*** PROVIDED INFORMATION Section Begins ***
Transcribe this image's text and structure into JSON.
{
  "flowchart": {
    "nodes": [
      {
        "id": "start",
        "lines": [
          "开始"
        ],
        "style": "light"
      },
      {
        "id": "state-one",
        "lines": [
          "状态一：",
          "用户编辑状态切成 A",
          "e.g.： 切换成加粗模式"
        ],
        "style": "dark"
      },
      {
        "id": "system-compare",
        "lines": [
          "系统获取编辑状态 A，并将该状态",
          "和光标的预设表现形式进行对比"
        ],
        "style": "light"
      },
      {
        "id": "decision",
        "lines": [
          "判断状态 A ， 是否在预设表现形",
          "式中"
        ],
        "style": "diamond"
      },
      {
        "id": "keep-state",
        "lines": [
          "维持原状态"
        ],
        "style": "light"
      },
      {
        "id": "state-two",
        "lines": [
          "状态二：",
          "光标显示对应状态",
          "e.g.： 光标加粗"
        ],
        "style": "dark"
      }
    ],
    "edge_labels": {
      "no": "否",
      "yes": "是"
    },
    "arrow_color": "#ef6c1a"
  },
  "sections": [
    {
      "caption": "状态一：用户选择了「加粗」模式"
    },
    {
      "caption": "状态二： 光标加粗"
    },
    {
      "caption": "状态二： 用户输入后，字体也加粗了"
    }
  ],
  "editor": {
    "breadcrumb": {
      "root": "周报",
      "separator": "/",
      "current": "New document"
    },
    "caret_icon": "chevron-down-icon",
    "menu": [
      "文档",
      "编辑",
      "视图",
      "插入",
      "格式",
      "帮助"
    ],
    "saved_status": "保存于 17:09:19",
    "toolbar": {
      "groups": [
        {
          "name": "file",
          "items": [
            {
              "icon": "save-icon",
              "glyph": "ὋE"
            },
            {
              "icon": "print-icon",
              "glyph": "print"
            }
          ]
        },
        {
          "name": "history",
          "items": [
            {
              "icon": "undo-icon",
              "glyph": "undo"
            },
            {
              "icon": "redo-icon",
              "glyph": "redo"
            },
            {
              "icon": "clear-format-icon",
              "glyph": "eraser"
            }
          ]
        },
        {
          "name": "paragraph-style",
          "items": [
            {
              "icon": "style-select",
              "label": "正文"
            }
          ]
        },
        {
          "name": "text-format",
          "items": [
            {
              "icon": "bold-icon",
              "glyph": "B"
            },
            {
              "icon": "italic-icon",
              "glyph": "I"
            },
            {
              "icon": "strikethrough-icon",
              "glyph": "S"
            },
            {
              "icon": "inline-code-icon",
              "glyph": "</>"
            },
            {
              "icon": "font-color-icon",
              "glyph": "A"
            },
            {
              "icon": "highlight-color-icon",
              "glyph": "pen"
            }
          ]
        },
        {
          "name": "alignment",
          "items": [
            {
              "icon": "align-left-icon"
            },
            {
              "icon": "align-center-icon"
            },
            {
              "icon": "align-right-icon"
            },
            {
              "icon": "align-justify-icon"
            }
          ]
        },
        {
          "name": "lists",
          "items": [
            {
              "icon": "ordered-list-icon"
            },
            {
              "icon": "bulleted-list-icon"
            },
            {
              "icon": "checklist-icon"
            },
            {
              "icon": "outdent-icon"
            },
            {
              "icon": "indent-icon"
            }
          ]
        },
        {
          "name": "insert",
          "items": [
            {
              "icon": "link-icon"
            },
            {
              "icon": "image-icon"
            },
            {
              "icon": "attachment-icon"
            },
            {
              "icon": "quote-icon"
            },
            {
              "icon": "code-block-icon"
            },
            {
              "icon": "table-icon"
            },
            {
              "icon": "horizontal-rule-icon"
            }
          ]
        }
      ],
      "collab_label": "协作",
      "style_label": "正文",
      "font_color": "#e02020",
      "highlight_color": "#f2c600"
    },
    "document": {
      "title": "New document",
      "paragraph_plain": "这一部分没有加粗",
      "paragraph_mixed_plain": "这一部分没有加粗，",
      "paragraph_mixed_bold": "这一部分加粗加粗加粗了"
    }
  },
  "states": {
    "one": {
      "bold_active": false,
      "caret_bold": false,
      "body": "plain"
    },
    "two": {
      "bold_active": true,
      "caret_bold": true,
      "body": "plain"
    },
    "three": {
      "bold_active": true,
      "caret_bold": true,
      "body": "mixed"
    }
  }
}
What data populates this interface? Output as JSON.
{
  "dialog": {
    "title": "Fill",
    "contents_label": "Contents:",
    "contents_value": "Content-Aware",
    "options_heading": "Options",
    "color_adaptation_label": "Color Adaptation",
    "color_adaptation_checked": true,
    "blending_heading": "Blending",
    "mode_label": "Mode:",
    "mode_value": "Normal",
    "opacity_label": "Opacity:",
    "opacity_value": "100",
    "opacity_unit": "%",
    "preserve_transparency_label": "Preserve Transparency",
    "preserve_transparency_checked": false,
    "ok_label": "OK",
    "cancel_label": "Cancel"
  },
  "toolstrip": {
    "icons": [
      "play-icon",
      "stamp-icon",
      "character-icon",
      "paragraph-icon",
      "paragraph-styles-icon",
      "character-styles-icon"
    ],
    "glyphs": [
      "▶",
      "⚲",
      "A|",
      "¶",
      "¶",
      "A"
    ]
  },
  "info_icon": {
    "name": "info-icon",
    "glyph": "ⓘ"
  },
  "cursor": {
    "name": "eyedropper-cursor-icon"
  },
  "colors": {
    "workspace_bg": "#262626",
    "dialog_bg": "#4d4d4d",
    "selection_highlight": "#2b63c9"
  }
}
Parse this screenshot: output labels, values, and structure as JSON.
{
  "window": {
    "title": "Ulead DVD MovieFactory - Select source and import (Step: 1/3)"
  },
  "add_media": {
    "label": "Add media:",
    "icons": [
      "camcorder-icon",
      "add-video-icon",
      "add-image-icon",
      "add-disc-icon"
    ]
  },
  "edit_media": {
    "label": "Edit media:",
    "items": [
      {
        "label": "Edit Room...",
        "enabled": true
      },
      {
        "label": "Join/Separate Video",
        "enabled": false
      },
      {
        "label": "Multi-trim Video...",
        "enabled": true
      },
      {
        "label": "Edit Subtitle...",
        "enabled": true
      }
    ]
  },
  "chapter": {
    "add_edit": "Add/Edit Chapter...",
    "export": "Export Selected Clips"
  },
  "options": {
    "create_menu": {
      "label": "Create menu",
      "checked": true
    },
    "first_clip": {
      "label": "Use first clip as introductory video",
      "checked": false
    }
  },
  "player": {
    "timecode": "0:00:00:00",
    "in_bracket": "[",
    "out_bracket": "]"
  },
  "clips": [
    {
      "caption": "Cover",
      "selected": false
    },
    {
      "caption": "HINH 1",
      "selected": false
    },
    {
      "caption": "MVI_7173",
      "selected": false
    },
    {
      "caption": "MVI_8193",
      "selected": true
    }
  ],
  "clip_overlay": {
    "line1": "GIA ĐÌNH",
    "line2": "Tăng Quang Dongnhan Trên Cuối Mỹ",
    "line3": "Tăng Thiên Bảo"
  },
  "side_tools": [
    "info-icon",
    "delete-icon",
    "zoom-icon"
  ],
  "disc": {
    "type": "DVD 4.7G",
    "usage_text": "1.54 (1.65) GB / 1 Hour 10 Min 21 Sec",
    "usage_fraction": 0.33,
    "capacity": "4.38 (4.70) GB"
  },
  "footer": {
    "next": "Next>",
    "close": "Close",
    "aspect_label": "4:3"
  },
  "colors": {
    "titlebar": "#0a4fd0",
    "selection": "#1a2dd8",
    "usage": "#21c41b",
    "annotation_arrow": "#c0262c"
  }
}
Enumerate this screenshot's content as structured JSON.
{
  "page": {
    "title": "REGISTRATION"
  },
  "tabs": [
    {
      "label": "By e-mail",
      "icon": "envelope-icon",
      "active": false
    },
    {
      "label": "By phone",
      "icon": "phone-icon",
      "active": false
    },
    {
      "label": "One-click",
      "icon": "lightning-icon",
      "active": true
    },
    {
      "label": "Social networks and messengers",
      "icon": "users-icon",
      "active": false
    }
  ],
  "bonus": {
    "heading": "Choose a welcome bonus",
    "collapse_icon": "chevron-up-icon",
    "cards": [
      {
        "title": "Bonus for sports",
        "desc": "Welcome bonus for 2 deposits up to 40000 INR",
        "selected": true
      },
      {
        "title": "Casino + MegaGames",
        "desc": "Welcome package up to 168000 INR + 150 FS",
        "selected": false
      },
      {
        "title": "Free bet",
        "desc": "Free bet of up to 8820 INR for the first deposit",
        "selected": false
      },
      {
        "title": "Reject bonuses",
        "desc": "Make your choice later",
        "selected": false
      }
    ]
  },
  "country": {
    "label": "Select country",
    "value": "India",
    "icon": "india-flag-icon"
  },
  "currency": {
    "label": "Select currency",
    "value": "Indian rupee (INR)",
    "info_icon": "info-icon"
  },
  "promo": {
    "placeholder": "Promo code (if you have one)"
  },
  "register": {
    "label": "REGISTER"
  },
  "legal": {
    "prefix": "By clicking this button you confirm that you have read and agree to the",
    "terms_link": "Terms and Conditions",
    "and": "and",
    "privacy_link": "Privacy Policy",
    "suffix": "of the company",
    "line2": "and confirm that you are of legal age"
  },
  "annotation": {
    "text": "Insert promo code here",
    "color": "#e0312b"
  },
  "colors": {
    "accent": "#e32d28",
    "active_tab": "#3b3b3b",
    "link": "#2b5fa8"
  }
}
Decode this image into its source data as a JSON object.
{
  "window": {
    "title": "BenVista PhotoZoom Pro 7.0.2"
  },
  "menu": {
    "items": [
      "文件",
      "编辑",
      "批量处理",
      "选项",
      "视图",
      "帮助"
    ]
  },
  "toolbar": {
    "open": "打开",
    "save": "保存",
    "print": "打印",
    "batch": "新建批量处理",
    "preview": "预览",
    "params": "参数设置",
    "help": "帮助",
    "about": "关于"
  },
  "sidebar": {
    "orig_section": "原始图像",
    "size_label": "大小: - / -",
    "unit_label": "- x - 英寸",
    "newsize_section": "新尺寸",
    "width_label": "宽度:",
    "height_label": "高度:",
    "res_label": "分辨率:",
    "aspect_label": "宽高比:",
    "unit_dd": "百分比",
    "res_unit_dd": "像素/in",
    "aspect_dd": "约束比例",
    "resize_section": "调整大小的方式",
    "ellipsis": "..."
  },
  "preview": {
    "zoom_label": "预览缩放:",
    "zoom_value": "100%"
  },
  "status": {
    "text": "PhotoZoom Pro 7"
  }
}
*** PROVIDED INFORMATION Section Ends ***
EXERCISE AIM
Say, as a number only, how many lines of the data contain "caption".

WRITTEN REPLY
7